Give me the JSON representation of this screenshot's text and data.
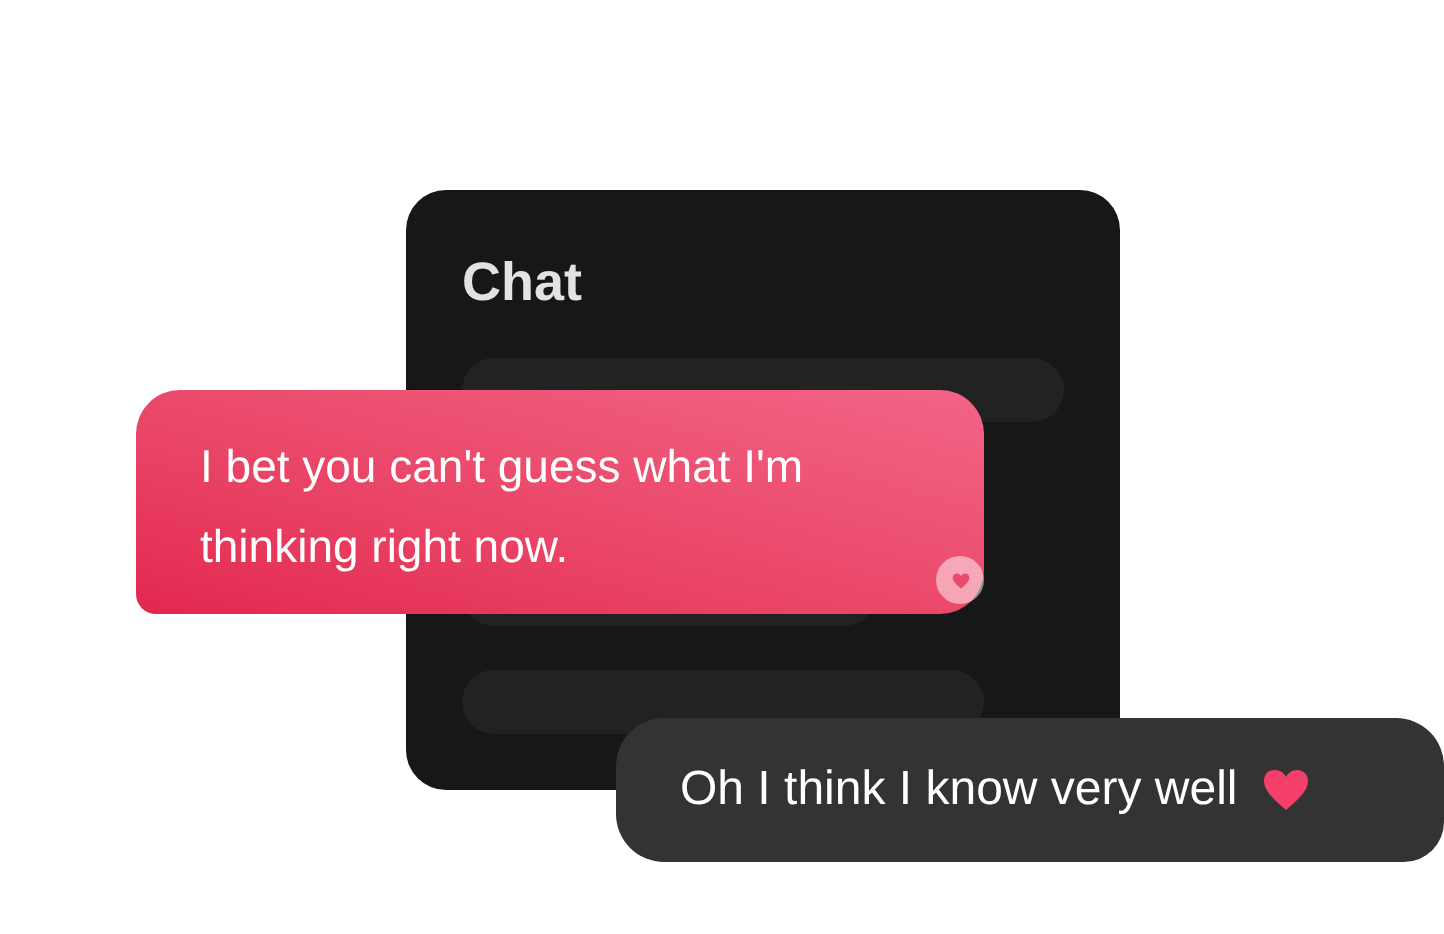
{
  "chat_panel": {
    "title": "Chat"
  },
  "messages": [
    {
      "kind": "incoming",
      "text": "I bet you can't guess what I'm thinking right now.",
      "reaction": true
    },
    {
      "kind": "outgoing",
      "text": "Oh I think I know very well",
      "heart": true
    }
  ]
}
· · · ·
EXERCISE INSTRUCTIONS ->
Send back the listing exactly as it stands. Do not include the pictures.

ANSWER TO THIS TASK ->
Give me the JSON representation of this screenshot's text and data.
{
  "chat_panel": {
    "title": "Chat"
  },
  "messages": [
    {
      "kind": "incoming",
      "text": "I bet you can't guess what I'm thinking right now.",
      "reaction": true
    },
    {
      "kind": "outgoing",
      "text": "Oh I think I know very well",
      "heart": true
    }
  ]
}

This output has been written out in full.